■ Task goal:
Leaving nothing out, set down all the data exactly.
* * *
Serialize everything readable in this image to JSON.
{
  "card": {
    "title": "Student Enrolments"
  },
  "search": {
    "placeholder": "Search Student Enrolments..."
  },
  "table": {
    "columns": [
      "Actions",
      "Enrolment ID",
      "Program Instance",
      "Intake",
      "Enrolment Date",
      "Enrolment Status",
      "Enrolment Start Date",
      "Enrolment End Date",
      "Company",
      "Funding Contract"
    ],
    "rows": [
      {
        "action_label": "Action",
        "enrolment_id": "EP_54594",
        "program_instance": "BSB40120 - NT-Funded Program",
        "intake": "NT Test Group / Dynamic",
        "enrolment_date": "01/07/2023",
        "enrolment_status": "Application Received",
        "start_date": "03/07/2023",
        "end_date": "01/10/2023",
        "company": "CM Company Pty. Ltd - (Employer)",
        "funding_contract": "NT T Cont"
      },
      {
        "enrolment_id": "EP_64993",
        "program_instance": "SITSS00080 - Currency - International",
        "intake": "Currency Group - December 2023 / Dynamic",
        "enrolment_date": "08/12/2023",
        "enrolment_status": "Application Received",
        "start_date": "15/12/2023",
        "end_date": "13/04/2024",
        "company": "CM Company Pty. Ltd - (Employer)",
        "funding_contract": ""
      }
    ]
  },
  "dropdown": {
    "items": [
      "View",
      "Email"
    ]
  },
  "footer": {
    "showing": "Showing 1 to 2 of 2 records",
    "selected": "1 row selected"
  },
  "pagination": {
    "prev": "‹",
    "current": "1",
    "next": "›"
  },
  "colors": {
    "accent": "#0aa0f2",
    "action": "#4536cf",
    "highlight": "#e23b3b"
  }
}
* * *
■ Result of this task:
Serialize everything readable in this image to JSON.
{
  "card": {
    "title": "Student Enrolments"
  },
  "search": {
    "placeholder": "Search Student Enrolments..."
  },
  "table": {
    "columns": [
      "Actions",
      "Enrolment ID",
      "Program Instance",
      "Intake",
      "Enrolment Date",
      "Enrolment Status",
      "Enrolment Start Date",
      "Enrolment End Date",
      "Company",
      "Funding Contract"
    ],
    "rows": [
      {
        "action_label": "Action",
        "enrolment_id": "EP_54594",
        "program_instance": "BSB40120 - NT-Funded Program",
        "intake": "NT Test Group / Dynamic",
        "enrolment_date": "01/07/2023",
        "enrolment_status": "Application Received",
        "start_date": "03/07/2023",
        "end_date": "01/10/2023",
        "company": "CM Company Pty. Ltd - (Employer)",
        "funding_contract": "NT T Cont"
      },
      {
        "enrolment_id": "EP_64993",
        "program_instance": "SITSS00080 - Currency - International",
        "intake": "Currency Group - December 2023 / Dynamic",
        "enrolment_date": "08/12/2023",
        "enrolment_status": "Application Received",
        "start_date": "15/12/2023",
        "end_date": "13/04/2024",
        "company": "CM Company Pty. Ltd - (Employer)",
        "funding_contract": ""
      }
    ]
  },
  "dropdown": {
    "items": [
      "View",
      "Email"
    ]
  },
  "footer": {
    "showing": "Showing 1 to 2 of 2 records",
    "selected": "1 row selected"
  },
  "pagination": {
    "prev": "‹",
    "current": "1",
    "next": "›"
  },
  "colors": {
    "accent": "#0aa0f2",
    "action": "#4536cf",
    "highlight": "#e23b3b"
  }
}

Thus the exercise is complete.